■ Your objective ■
Retype each line of the material exactly, please, skipping any picture in it.

■ Provided material ■
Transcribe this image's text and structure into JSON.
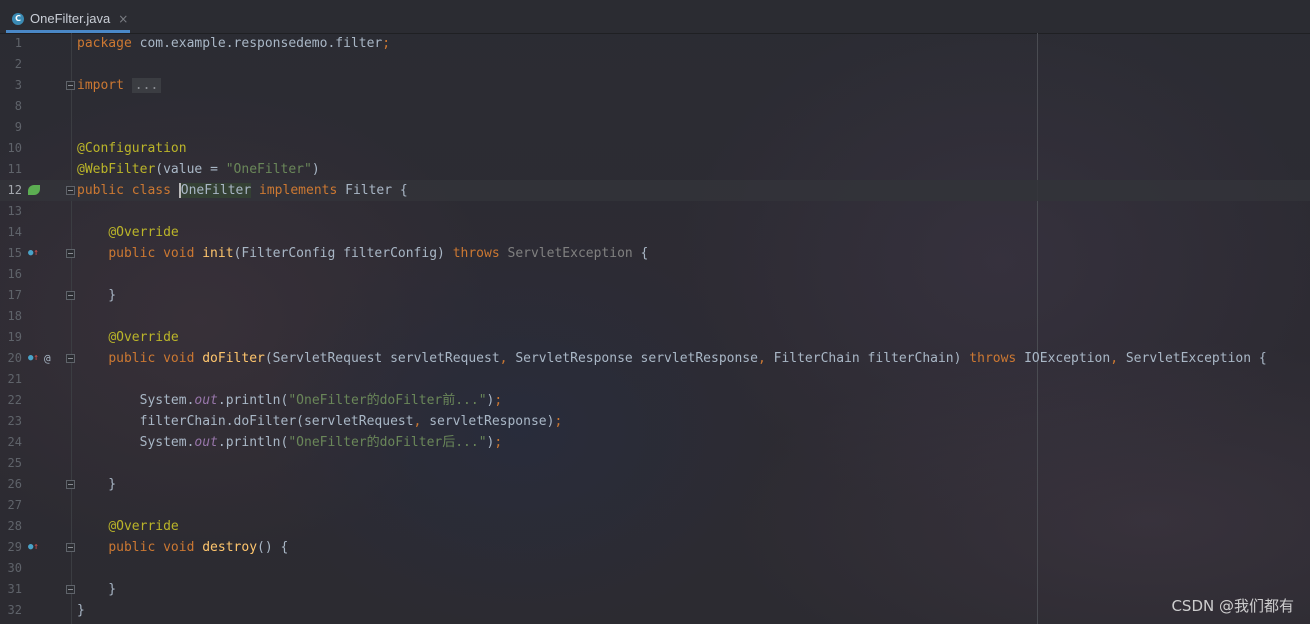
{
  "tab": {
    "icon": "java-class-icon",
    "icon_letter": "C",
    "label": "OneFilter.java",
    "close": "×"
  },
  "watermark": "CSDN @我们都有",
  "lines": [
    {
      "n": "1",
      "c": [
        [
          "kw",
          "package "
        ],
        [
          "",
          "com.example.responsedemo.filter"
        ],
        [
          "kw",
          ";"
        ]
      ]
    },
    {
      "n": "2",
      "c": []
    },
    {
      "n": "3",
      "c": [
        [
          "kw",
          "import "
        ],
        [
          "fold-ind",
          "..."
        ]
      ]
    },
    {
      "n": "8",
      "c": []
    },
    {
      "n": "9",
      "c": []
    },
    {
      "n": "10",
      "c": [
        [
          "ann",
          "@Configuration"
        ]
      ]
    },
    {
      "n": "11",
      "c": [
        [
          "ann",
          "@WebFilter"
        ],
        [
          "",
          "(value = "
        ],
        [
          "str",
          "\"OneFilter\""
        ],
        [
          "",
          ")"
        ]
      ]
    },
    {
      "n": "12",
      "c": [
        [
          "kw",
          "public class "
        ],
        [
          "caret hl-ident",
          "OneFilter"
        ],
        [
          "kw",
          " implements "
        ],
        [
          "",
          "Filter {"
        ]
      ]
    },
    {
      "n": "13",
      "c": []
    },
    {
      "n": "14",
      "c": [
        [
          "",
          "    "
        ],
        [
          "ann",
          "@Override"
        ]
      ]
    },
    {
      "n": "15",
      "c": [
        [
          "",
          "    "
        ],
        [
          "kw",
          "public void "
        ],
        [
          "fn",
          "init"
        ],
        [
          "",
          "(FilterConfig filterConfig) "
        ],
        [
          "kw",
          "throws "
        ],
        [
          "muted",
          "ServletException"
        ],
        [
          "",
          " {"
        ]
      ]
    },
    {
      "n": "16",
      "c": []
    },
    {
      "n": "17",
      "c": [
        [
          "",
          "    }"
        ]
      ]
    },
    {
      "n": "18",
      "c": []
    },
    {
      "n": "19",
      "c": [
        [
          "",
          "    "
        ],
        [
          "ann",
          "@Override"
        ]
      ]
    },
    {
      "n": "20",
      "c": [
        [
          "",
          "    "
        ],
        [
          "kw",
          "public void "
        ],
        [
          "fn",
          "doFilter"
        ],
        [
          "",
          "(ServletRequest servletRequest"
        ],
        [
          "kw",
          ", "
        ],
        [
          "",
          "ServletResponse servletResponse"
        ],
        [
          "kw",
          ", "
        ],
        [
          "",
          "FilterChain filterChain) "
        ],
        [
          "kw",
          "throws "
        ],
        [
          "",
          "IOException"
        ],
        [
          "kw",
          ", "
        ],
        [
          "",
          "ServletException {"
        ]
      ]
    },
    {
      "n": "21",
      "c": []
    },
    {
      "n": "22",
      "c": [
        [
          "",
          "        System."
        ],
        [
          "ital",
          "out"
        ],
        [
          "",
          ".println("
        ],
        [
          "str",
          "\"OneFilter的doFilter前...\""
        ],
        [
          "",
          ")"
        ],
        [
          "kw",
          ";"
        ]
      ]
    },
    {
      "n": "23",
      "c": [
        [
          "",
          "        filterChain.doFilter(servletRequest"
        ],
        [
          "kw",
          ", "
        ],
        [
          "",
          "servletResponse)"
        ],
        [
          "kw",
          ";"
        ]
      ]
    },
    {
      "n": "24",
      "c": [
        [
          "",
          "        System."
        ],
        [
          "ital",
          "out"
        ],
        [
          "",
          ".println("
        ],
        [
          "str",
          "\"OneFilter的doFilter后...\""
        ],
        [
          "",
          ")"
        ],
        [
          "kw",
          ";"
        ]
      ]
    },
    {
      "n": "25",
      "c": []
    },
    {
      "n": "26",
      "c": [
        [
          "",
          "    }"
        ]
      ]
    },
    {
      "n": "27",
      "c": []
    },
    {
      "n": "28",
      "c": [
        [
          "",
          "    "
        ],
        [
          "ann",
          "@Override"
        ]
      ]
    },
    {
      "n": "29",
      "c": [
        [
          "",
          "    "
        ],
        [
          "kw",
          "public void "
        ],
        [
          "fn",
          "destroy"
        ],
        [
          "",
          "() {"
        ]
      ]
    },
    {
      "n": "30",
      "c": []
    },
    {
      "n": "31",
      "c": [
        [
          "",
          "    }"
        ]
      ]
    },
    {
      "n": "32",
      "c": [
        [
          "",
          "}"
        ]
      ]
    }
  ],
  "current_line": "12",
  "gutter_icons": {
    "12": [
      "spring-bean-icon"
    ],
    "15": [
      "implements-method-icon"
    ],
    "20": [
      "implements-method-icon",
      "annotation-at-icon"
    ],
    "29": [
      "implements-method-icon"
    ]
  },
  "fold_markers": [
    "3",
    "12",
    "15",
    "17",
    "20",
    "26",
    "29",
    "31"
  ]
}
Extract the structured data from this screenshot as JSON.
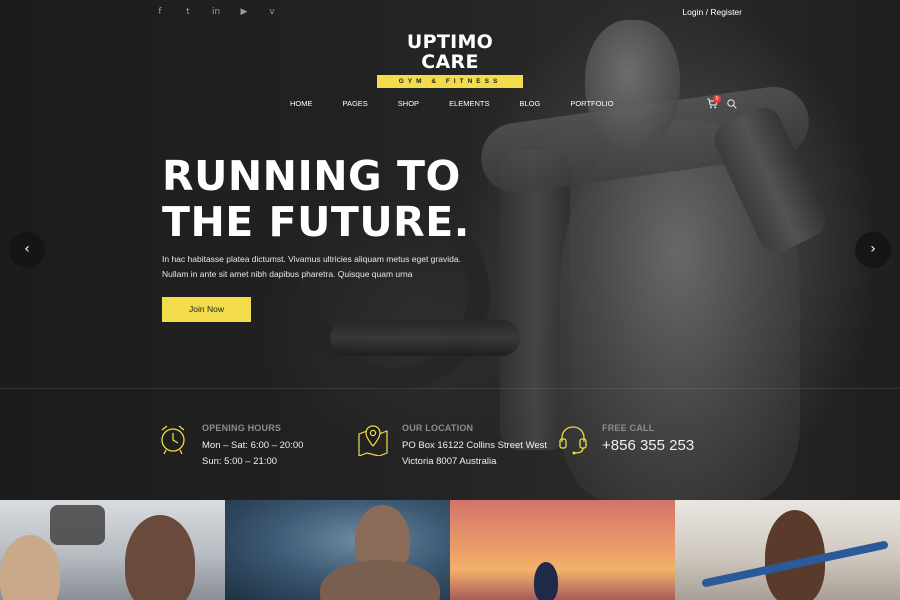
{
  "header": {
    "social_icons": [
      "facebook-icon",
      "twitter-icon",
      "linkedin-icon",
      "youtube-icon",
      "vimeo-icon"
    ],
    "social_glyphs": [
      "f",
      "t",
      "in",
      "▶",
      "v"
    ],
    "login_label": "Login / Register"
  },
  "logo": {
    "title": "UPTIMO CARE",
    "subtitle": "GYM & FITNESS"
  },
  "nav": {
    "items": [
      "HOME",
      "PAGES",
      "SHOP",
      "ELEMENTS",
      "BLOG",
      "PORTFOLIO"
    ],
    "cart_count": "0"
  },
  "hero": {
    "headline_line1": "RUNNING TO",
    "headline_line2": "THE FUTURE.",
    "lead_line1": "In hac habitasse platea dictumst. Vivamus ultricies aliquam metus eget gravida.",
    "lead_line2": "Nullam in ante sit amet nibh dapibus pharetra. Quisque quam urna",
    "cta_label": "Join Now",
    "prev_arrow": "‹",
    "next_arrow": "›"
  },
  "info": {
    "hours": {
      "title": "OPENING HOURS",
      "line1": "Mon – Sat: 6:00 – 20:00",
      "line2": "Sun: 5:00 – 21:00"
    },
    "location": {
      "title": "OUR LOCATION",
      "line1": "PO Box 16122 Collins Street West",
      "line2": "Victoria 8007 Australia"
    },
    "call": {
      "title": "FREE CALL",
      "phone": "+856 355 253"
    }
  },
  "colors": {
    "accent": "#f2dc4b",
    "background": "#1e1e1e",
    "badge": "#e23c3c"
  }
}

■ Output for this exercise ■
Transcribe this image's text and structure into JSON.
{
  "tab": {
    "icon": "java-class-icon",
    "icon_letter": "C",
    "label": "OneFilter.java",
    "close": "×"
  },
  "watermark": "CSDN @我们都有",
  "lines": [
    {
      "n": "1",
      "c": [
        [
          "kw",
          "package "
        ],
        [
          "",
          "com.example.responsedemo.filter"
        ],
        [
          "kw",
          ";"
        ]
      ]
    },
    {
      "n": "2",
      "c": []
    },
    {
      "n": "3",
      "c": [
        [
          "kw",
          "import "
        ],
        [
          "fold-ind",
          "..."
        ]
      ]
    },
    {
      "n": "8",
      "c": []
    },
    {
      "n": "9",
      "c": []
    },
    {
      "n": "10",
      "c": [
        [
          "ann",
          "@Configuration"
        ]
      ]
    },
    {
      "n": "11",
      "c": [
        [
          "ann",
          "@WebFilter"
        ],
        [
          "",
          "(value = "
        ],
        [
          "str",
          "\"OneFilter\""
        ],
        [
          "",
          ")"
        ]
      ]
    },
    {
      "n": "12",
      "c": [
        [
          "kw",
          "public class "
        ],
        [
          "caret hl-ident",
          "OneFilter"
        ],
        [
          "kw",
          " implements "
        ],
        [
          "",
          "Filter {"
        ]
      ]
    },
    {
      "n": "13",
      "c": []
    },
    {
      "n": "14",
      "c": [
        [
          "",
          "    "
        ],
        [
          "ann",
          "@Override"
        ]
      ]
    },
    {
      "n": "15",
      "c": [
        [
          "",
          "    "
        ],
        [
          "kw",
          "public void "
        ],
        [
          "fn",
          "init"
        ],
        [
          "",
          "(FilterConfig filterConfig) "
        ],
        [
          "kw",
          "throws "
        ],
        [
          "muted",
          "ServletException"
        ],
        [
          "",
          " {"
        ]
      ]
    },
    {
      "n": "16",
      "c": []
    },
    {
      "n": "17",
      "c": [
        [
          "",
          "    }"
        ]
      ]
    },
    {
      "n": "18",
      "c": []
    },
    {
      "n": "19",
      "c": [
        [
          "",
          "    "
        ],
        [
          "ann",
          "@Override"
        ]
      ]
    },
    {
      "n": "20",
      "c": [
        [
          "",
          "    "
        ],
        [
          "kw",
          "public void "
        ],
        [
          "fn",
          "doFilter"
        ],
        [
          "",
          "(ServletRequest servletRequest"
        ],
        [
          "kw",
          ", "
        ],
        [
          "",
          "ServletResponse servletResponse"
        ],
        [
          "kw",
          ", "
        ],
        [
          "",
          "FilterChain filterChain) "
        ],
        [
          "kw",
          "throws "
        ],
        [
          "",
          "IOException"
        ],
        [
          "kw",
          ", "
        ],
        [
          "",
          "ServletException {"
        ]
      ]
    },
    {
      "n": "21",
      "c": []
    },
    {
      "n": "22",
      "c": [
        [
          "",
          "        System."
        ],
        [
          "ital",
          "out"
        ],
        [
          "",
          ".println("
        ],
        [
          "str",
          "\"OneFilter的doFilter前...\""
        ],
        [
          "",
          ")"
        ],
        [
          "kw",
          ";"
        ]
      ]
    },
    {
      "n": "23",
      "c": [
        [
          "",
          "        filterChain.doFilter(servletRequest"
        ],
        [
          "kw",
          ", "
        ],
        [
          "",
          "servletResponse)"
        ],
        [
          "kw",
          ";"
        ]
      ]
    },
    {
      "n": "24",
      "c": [
        [
          "",
          "        System."
        ],
        [
          "ital",
          "out"
        ],
        [
          "",
          ".println("
        ],
        [
          "str",
          "\"OneFilter的doFilter后...\""
        ],
        [
          "",
          ")"
        ],
        [
          "kw",
          ";"
        ]
      ]
    },
    {
      "n": "25",
      "c": []
    },
    {
      "n": "26",
      "c": [
        [
          "",
          "    }"
        ]
      ]
    },
    {
      "n": "27",
      "c": []
    },
    {
      "n": "28",
      "c": [
        [
          "",
          "    "
        ],
        [
          "ann",
          "@Override"
        ]
      ]
    },
    {
      "n": "29",
      "c": [
        [
          "",
          "    "
        ],
        [
          "kw",
          "public void "
        ],
        [
          "fn",
          "destroy"
        ],
        [
          "",
          "() {"
        ]
      ]
    },
    {
      "n": "30",
      "c": []
    },
    {
      "n": "31",
      "c": [
        [
          "",
          "    }"
        ]
      ]
    },
    {
      "n": "32",
      "c": [
        [
          "",
          "}"
        ]
      ]
    }
  ],
  "current_line": "12",
  "gutter_icons": {
    "12": [
      "spring-bean-icon"
    ],
    "15": [
      "implements-method-icon"
    ],
    "20": [
      "implements-method-icon",
      "annotation-at-icon"
    ],
    "29": [
      "implements-method-icon"
    ]
  },
  "fold_markers": [
    "3",
    "12",
    "15",
    "17",
    "20",
    "26",
    "29",
    "31"
  ]
}
Extract the structured data from this screenshot as JSON.
{
  "header": {
    "social_icons": [
      "facebook-icon",
      "twitter-icon",
      "linkedin-icon",
      "youtube-icon",
      "vimeo-icon"
    ],
    "social_glyphs": [
      "f",
      "t",
      "in",
      "▶",
      "v"
    ],
    "login_label": "Login / Register"
  },
  "logo": {
    "title": "UPTIMO CARE",
    "subtitle": "GYM & FITNESS"
  },
  "nav": {
    "items": [
      "HOME",
      "PAGES",
      "SHOP",
      "ELEMENTS",
      "BLOG",
      "PORTFOLIO"
    ],
    "cart_count": "0"
  },
  "hero": {
    "headline_line1": "RUNNING TO",
    "headline_line2": "THE FUTURE.",
    "lead_line1": "In hac habitasse platea dictumst. Vivamus ultricies aliquam metus eget gravida.",
    "lead_line2": "Nullam in ante sit amet nibh dapibus pharetra. Quisque quam urna",
    "cta_label": "Join Now",
    "prev_arrow": "‹",
    "next_arrow": "›"
  },
  "info": {
    "hours": {
      "title": "OPENING HOURS",
      "line1": "Mon – Sat: 6:00 – 20:00",
      "line2": "Sun: 5:00 – 21:00"
    },
    "location": {
      "title": "OUR LOCATION",
      "line1": "PO Box 16122 Collins Street West",
      "line2": "Victoria 8007 Australia"
    },
    "call": {
      "title": "FREE CALL",
      "phone": "+856 355 253"
    }
  },
  "colors": {
    "accent": "#f2dc4b",
    "background": "#1e1e1e",
    "badge": "#e23c3c"
  }
}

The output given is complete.